## Activity
The expected output is each line below containing "lakh", copied in full.

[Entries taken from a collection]
::::::::::

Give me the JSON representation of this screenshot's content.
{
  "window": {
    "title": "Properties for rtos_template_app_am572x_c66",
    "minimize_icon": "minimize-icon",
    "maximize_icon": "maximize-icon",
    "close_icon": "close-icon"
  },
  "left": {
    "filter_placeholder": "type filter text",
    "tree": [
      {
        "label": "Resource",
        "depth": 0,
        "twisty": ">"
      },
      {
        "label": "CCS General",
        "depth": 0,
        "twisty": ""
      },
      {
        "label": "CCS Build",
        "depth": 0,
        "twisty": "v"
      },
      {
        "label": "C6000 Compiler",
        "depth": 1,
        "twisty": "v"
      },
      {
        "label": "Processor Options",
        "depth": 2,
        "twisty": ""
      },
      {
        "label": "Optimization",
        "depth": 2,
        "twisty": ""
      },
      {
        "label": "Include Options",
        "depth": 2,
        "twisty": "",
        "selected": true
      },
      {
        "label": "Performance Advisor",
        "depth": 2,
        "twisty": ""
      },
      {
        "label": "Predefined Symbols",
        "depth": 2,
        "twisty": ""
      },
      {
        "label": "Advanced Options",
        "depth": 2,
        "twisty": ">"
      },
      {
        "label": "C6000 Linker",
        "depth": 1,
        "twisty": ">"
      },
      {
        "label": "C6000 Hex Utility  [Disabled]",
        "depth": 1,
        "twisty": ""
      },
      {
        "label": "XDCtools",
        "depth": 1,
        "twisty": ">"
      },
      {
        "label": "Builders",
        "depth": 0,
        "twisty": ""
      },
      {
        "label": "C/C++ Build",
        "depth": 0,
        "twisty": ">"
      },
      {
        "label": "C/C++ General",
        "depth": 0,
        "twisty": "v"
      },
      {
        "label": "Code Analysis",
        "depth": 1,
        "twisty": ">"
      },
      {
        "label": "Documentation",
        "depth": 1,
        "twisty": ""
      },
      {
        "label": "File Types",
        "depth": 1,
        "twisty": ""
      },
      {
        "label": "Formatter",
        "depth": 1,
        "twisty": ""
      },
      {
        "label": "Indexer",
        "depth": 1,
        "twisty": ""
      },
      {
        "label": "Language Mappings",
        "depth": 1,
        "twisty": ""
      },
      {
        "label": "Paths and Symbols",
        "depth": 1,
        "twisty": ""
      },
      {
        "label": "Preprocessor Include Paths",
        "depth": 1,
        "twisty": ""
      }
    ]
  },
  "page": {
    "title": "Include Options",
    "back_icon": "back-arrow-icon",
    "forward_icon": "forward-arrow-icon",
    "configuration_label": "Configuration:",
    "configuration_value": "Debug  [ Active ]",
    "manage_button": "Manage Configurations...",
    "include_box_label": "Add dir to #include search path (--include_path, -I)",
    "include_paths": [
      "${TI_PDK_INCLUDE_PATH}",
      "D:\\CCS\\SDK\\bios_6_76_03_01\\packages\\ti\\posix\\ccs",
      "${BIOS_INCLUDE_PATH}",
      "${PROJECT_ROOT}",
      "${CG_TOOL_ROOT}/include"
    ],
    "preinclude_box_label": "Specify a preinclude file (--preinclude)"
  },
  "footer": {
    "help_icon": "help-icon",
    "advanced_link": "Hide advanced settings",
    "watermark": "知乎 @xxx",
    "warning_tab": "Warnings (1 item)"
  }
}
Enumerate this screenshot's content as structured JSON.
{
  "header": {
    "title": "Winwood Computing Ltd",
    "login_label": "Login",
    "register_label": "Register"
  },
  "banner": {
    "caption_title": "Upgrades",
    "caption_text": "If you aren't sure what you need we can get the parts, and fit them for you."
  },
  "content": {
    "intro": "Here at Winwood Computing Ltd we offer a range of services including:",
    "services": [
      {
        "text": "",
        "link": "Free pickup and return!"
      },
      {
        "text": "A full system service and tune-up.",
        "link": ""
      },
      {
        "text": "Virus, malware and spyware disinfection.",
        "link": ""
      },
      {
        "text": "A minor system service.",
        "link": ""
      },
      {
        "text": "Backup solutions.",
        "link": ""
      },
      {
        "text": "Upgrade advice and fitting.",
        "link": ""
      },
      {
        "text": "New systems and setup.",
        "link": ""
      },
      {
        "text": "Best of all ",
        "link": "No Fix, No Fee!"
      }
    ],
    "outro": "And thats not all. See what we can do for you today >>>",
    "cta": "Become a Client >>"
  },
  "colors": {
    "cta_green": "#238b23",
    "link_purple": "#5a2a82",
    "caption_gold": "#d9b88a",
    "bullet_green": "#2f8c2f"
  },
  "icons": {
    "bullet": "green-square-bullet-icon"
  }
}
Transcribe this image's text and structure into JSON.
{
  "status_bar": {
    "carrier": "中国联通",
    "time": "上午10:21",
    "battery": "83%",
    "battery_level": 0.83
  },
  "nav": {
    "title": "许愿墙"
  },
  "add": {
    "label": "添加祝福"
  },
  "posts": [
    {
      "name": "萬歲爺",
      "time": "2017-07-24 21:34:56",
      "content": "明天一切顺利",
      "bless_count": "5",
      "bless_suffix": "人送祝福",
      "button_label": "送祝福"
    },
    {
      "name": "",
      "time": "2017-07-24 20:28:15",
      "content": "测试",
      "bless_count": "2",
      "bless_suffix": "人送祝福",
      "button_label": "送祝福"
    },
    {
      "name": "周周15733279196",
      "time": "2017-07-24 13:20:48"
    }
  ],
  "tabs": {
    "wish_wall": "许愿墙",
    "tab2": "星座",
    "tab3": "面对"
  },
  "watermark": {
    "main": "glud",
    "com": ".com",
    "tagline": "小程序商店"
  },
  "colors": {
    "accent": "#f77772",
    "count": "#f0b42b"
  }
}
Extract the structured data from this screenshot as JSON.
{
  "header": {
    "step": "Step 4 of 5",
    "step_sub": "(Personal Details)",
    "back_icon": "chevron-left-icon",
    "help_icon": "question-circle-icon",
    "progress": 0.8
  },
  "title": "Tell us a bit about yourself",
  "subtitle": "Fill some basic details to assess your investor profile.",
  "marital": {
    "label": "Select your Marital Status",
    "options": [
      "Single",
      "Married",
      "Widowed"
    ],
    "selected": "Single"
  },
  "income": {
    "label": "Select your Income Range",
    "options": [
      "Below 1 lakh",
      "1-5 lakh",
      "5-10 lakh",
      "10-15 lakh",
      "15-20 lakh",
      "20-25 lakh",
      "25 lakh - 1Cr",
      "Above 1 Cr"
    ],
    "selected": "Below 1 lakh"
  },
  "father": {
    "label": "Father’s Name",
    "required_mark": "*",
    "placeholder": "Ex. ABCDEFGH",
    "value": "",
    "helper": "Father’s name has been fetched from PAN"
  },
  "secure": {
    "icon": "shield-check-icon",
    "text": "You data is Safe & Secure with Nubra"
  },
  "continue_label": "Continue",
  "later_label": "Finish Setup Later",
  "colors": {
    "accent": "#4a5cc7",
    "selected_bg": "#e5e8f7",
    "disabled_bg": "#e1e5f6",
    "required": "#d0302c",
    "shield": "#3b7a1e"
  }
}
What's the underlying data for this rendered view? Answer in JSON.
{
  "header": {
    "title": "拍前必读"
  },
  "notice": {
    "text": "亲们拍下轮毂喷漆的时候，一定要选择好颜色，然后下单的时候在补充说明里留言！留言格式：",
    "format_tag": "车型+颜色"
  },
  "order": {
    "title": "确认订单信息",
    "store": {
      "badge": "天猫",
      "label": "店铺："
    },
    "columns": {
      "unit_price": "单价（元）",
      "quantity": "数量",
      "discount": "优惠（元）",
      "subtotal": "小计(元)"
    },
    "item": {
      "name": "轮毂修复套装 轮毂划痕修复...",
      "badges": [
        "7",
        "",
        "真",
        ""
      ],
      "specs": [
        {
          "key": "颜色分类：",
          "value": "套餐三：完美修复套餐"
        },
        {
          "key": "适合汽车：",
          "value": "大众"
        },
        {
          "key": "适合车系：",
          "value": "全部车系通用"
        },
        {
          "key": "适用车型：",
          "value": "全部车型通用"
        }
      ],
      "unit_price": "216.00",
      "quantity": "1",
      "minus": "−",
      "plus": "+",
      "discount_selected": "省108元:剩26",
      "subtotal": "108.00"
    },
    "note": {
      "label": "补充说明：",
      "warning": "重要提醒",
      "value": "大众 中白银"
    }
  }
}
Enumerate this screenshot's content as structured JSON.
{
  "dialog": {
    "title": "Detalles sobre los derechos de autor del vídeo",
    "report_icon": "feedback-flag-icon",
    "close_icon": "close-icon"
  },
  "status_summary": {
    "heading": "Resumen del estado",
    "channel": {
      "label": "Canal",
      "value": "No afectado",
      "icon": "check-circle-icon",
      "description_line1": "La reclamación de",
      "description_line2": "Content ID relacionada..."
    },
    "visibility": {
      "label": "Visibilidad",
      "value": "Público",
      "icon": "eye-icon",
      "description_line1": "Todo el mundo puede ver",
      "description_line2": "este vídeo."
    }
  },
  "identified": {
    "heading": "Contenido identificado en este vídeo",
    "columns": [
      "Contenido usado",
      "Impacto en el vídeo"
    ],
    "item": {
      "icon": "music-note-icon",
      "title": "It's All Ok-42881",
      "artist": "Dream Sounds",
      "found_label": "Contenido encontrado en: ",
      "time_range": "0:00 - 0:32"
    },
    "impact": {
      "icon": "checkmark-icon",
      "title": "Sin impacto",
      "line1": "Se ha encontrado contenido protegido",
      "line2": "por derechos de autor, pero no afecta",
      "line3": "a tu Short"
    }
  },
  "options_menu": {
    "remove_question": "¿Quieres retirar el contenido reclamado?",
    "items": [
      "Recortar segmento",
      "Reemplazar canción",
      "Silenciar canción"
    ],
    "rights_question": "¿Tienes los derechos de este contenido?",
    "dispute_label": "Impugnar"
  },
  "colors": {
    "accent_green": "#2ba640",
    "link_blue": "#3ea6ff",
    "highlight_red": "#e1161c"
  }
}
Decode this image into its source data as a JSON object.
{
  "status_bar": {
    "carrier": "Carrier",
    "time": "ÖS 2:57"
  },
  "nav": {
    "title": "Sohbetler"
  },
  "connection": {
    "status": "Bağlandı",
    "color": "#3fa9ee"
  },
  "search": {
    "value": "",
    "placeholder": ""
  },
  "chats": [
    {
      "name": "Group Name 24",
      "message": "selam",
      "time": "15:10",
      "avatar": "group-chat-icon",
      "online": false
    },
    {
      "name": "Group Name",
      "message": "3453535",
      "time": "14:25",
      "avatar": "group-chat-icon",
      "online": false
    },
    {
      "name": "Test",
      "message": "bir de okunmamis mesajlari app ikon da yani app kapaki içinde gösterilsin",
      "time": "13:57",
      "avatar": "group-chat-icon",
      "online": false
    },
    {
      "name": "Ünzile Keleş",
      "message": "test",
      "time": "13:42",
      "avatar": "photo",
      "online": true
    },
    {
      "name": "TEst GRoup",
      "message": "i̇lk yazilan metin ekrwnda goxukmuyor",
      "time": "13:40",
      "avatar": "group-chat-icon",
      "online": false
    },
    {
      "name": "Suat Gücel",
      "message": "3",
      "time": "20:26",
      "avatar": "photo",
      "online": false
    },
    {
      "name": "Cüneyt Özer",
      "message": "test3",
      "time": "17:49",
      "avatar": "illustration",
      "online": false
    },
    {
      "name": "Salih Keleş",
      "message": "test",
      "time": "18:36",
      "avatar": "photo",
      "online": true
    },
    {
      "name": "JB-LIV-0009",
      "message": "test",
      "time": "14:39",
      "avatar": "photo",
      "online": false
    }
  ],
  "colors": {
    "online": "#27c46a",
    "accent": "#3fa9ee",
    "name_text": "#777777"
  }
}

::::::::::

## Reply
      "Below 1 lakh",
      "1-5 lakh",
      "5-10 lakh",
      "10-15 lakh",
      "15-20 lakh",
      "20-25 lakh",
      "25 lakh - 1Cr",
    "selected": "Below 1 lakh"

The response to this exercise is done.